The case of Rutgers College freshman Dharun Ravi, convicted last week of invasion of privacy and "bias intimidation" (a "hate crime") for spying on his gay roommate, has haunted me. If the roommate, Tyler Clementi hadn't jumped to his death off the George Washington Bridge, we'd never have heard of any of this. But he did. Ravi wasn't charged with causing the suicide, but obviously that tragedy hung over the case.
What follows are some observations, but few conclusions. It's hard to see how any good comes of this.
- I'm instinctively respectful of the findings of juries. They heard it all; the rest of us just caught tidbits through the media. The jurors in this case shared their reasoning and should be listened to.
Whatever we may think of the verdict, we can't say the jurors didn't work at constructing a thoughtful understanding of the events.
- In general, I'm a supporter of hate crimes laws. I'm always aware that their application requires an underlying crime, something that would be illegal even if the target of the crime were not in need of protection from a history of bigotry. But it does seem that the way the New Jersey hate crimes enhancement worked in this case was based on asking the jurors to intuit how Clementi felt about Ravi spying on him. The verdicts do seem properly described by this summary from attorney Elie Mystal:

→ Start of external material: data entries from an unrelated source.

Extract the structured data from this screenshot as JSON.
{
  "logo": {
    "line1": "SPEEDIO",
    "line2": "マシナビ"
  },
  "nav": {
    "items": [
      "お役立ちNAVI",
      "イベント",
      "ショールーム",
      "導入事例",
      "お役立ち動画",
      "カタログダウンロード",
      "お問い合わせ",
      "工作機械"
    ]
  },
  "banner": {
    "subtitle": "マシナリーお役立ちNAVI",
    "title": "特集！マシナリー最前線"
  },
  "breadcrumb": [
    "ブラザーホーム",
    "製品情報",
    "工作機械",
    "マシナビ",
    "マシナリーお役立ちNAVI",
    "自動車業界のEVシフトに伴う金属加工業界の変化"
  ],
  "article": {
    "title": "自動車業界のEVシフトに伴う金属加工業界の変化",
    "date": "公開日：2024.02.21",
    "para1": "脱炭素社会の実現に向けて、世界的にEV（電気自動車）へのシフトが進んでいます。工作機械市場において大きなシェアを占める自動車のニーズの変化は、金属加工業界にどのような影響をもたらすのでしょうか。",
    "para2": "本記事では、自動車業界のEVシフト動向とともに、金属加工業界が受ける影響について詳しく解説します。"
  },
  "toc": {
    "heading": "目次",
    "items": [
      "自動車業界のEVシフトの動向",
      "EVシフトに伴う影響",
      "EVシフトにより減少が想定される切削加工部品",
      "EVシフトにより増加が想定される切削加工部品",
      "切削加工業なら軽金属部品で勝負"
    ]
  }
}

That is, the jurors were required by the way the case was framed to try to read the mind of someone who is dead. Now their conclusions may have been obvious -- and may have been correct -- but that seems a lot to ask and not, perhaps, a basis on which to deprive someone of freedom.
A local New Jersey newspaper sought the opinion of a "prominent defense lawyer."
I have to say I agree with that. The jurors concluded that Clementi was intimidated and/or humiliated because he was gay and therefore the invasion of privacy deserved the hate crime enhancement, even though what the evidence seems to show (via media accounts) is simply that Ravi was a garden variety jerk, not a dangerous intentional homophobe.
- Unhappily, the style in which Ravi was a jerk seems quintessentially heterosexual suburban American -- but the conviction makes it very likely this young twit will be deported because he is in the U.S. on a student visa. Deportation is the law if his felony conviction holds up. In a complex and sensitive article about the case in Colorlines, Rinku Sen reports the opinions of South Asian community activists who take a wide view of human rights.
That seems right to me.
Photo by way of John Munson/The Star-Ledger.